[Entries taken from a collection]
-- Opening Marker --
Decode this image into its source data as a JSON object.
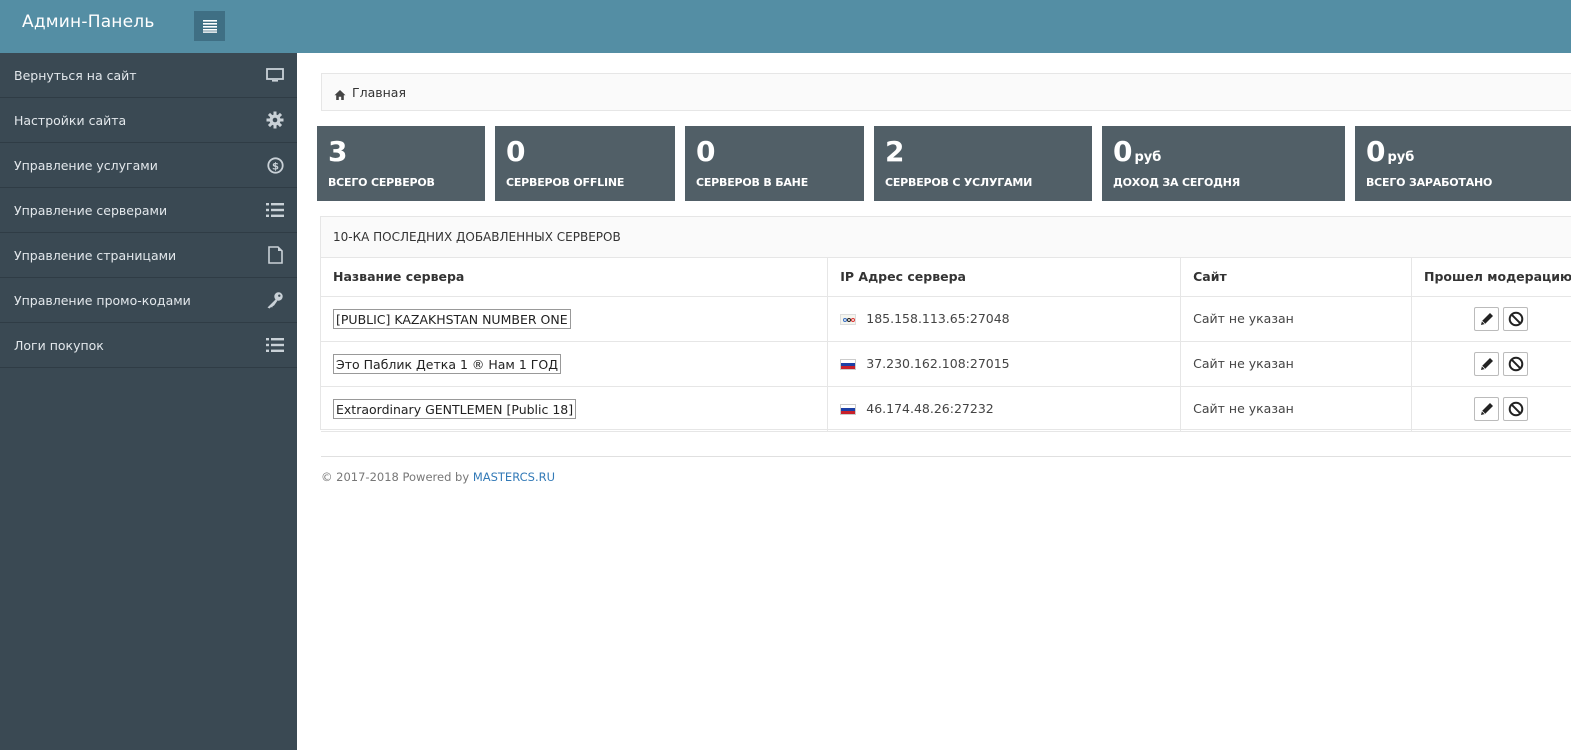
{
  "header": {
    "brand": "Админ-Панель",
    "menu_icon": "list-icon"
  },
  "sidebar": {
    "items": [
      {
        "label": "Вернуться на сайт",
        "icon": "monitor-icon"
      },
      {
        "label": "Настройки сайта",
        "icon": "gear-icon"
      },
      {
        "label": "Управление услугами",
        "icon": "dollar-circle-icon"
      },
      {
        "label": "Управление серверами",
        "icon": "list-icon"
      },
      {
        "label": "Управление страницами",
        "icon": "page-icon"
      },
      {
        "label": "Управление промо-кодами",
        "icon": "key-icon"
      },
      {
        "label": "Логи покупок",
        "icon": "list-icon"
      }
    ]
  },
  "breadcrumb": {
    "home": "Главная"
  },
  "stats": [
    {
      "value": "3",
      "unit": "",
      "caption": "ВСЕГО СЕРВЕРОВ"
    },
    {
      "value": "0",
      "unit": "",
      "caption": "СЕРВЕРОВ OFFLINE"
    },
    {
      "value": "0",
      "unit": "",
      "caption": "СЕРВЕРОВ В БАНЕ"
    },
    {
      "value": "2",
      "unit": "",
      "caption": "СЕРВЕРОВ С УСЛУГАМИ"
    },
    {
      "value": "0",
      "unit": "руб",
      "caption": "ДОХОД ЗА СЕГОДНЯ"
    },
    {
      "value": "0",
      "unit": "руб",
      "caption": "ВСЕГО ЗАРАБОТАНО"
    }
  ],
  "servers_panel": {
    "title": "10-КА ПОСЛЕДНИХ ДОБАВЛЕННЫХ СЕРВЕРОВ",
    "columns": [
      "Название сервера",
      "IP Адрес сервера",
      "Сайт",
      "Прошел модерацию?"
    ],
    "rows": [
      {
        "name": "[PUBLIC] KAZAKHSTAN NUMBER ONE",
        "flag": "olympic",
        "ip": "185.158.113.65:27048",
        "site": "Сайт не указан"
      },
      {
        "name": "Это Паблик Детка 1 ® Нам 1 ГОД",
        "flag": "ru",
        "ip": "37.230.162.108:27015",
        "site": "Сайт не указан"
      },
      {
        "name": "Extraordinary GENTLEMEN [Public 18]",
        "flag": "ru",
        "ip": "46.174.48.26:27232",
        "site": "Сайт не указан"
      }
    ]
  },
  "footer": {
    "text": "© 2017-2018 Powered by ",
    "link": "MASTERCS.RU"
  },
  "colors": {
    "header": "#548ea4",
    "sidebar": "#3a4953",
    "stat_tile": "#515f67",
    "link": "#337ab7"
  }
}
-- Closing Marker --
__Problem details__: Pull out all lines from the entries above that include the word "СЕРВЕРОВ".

__Response to this exercise__:
      "caption": "ВСЕГО СЕРВЕРОВ"
      "caption": "СЕРВЕРОВ OFFLINE"
      "caption": "СЕРВЕРОВ В БАНЕ"
      "caption": "СЕРВЕРОВ С УСЛУГАМИ"
    "title": "10-КА ПОСЛЕДНИХ ДОБАВЛЕННЫХ СЕРВЕРОВ",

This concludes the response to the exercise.